All of the data below is to be returned unaltered.

- **Records to process**
___

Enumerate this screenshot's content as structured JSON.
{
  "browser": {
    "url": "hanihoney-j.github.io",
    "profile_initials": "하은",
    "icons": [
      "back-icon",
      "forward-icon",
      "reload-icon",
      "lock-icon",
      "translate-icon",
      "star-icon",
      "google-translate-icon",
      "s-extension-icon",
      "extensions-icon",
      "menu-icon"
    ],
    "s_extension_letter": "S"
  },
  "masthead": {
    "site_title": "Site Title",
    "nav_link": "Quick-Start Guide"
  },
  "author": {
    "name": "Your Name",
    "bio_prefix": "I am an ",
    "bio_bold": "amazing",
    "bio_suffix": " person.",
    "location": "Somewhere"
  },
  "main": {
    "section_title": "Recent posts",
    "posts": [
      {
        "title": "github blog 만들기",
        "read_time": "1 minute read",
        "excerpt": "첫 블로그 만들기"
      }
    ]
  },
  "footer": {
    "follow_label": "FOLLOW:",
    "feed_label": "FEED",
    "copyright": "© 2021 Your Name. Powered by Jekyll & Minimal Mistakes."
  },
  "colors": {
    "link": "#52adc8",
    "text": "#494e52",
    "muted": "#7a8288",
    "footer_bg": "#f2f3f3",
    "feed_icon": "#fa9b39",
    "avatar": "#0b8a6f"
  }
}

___

- **Exercise result**
Enumerate this screenshot's content as structured JSON.
{
  "browser": {
    "url": "hanihoney-j.github.io",
    "profile_initials": "하은",
    "icons": [
      "back-icon",
      "forward-icon",
      "reload-icon",
      "lock-icon",
      "translate-icon",
      "star-icon",
      "google-translate-icon",
      "s-extension-icon",
      "extensions-icon",
      "menu-icon"
    ],
    "s_extension_letter": "S"
  },
  "masthead": {
    "site_title": "Site Title",
    "nav_link": "Quick-Start Guide"
  },
  "author": {
    "name": "Your Name",
    "bio_prefix": "I am an ",
    "bio_bold": "amazing",
    "bio_suffix": " person.",
    "location": "Somewhere"
  },
  "main": {
    "section_title": "Recent posts",
    "posts": [
      {
        "title": "github blog 만들기",
        "read_time": "1 minute read",
        "excerpt": "첫 블로그 만들기"
      }
    ]
  },
  "footer": {
    "follow_label": "FOLLOW:",
    "feed_label": "FEED",
    "copyright": "© 2021 Your Name. Powered by Jekyll & Minimal Mistakes."
  },
  "colors": {
    "link": "#52adc8",
    "text": "#494e52",
    "muted": "#7a8288",
    "footer_bg": "#f2f3f3",
    "feed_icon": "#fa9b39",
    "avatar": "#0b8a6f"
  }
}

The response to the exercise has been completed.